Work required:
All lines in the records that carry the string "kiếm" are to be shown.

─── Extracted data ───

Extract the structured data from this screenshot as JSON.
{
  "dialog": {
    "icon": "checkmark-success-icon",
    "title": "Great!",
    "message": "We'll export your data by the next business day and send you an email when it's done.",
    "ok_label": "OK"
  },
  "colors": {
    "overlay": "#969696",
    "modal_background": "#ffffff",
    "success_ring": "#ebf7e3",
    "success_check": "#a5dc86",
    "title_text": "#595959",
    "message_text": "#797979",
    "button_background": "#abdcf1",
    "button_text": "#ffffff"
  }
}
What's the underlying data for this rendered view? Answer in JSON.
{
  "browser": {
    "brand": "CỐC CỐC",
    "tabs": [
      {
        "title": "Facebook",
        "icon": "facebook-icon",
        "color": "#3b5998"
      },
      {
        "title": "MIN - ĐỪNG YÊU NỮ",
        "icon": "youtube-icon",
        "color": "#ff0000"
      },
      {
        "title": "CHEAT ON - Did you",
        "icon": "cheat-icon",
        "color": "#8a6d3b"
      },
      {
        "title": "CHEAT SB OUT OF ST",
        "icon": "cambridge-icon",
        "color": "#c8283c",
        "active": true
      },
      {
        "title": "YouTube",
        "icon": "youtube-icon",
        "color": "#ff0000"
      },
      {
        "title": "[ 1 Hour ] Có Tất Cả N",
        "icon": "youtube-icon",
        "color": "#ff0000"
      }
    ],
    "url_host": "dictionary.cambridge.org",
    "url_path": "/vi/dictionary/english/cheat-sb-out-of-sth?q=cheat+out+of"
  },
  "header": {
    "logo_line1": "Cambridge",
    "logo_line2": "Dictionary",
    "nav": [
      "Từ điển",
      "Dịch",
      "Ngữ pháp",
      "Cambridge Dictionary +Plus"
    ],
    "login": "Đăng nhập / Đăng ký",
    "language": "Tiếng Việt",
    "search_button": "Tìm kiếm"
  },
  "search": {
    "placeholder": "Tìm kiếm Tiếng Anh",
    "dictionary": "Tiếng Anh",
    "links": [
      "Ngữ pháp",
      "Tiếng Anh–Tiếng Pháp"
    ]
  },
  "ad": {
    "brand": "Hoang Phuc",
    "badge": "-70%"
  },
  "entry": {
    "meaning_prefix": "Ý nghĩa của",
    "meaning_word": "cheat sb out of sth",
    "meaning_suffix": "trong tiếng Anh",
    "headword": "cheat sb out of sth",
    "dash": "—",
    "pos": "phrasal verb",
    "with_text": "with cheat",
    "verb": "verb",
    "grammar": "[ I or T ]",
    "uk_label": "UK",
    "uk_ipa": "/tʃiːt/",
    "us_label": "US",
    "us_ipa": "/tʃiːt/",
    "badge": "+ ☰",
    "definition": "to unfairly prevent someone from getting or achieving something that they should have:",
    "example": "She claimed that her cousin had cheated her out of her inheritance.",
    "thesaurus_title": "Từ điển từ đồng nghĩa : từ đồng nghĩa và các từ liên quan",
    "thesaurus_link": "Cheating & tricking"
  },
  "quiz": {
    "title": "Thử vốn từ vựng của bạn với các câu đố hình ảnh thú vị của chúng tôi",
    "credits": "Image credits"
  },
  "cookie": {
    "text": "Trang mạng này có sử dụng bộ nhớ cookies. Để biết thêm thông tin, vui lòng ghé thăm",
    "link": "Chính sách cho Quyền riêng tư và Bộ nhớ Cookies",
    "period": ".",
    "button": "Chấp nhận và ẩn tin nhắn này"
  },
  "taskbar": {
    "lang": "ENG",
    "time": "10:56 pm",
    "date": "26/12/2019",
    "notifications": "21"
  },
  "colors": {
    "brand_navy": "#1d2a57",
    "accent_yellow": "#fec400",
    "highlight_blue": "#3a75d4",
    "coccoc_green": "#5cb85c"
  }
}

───

Result of the exercise:
    "search_button": "Tìm kiếm"
    "placeholder": "Tìm kiếm Tiếng Anh",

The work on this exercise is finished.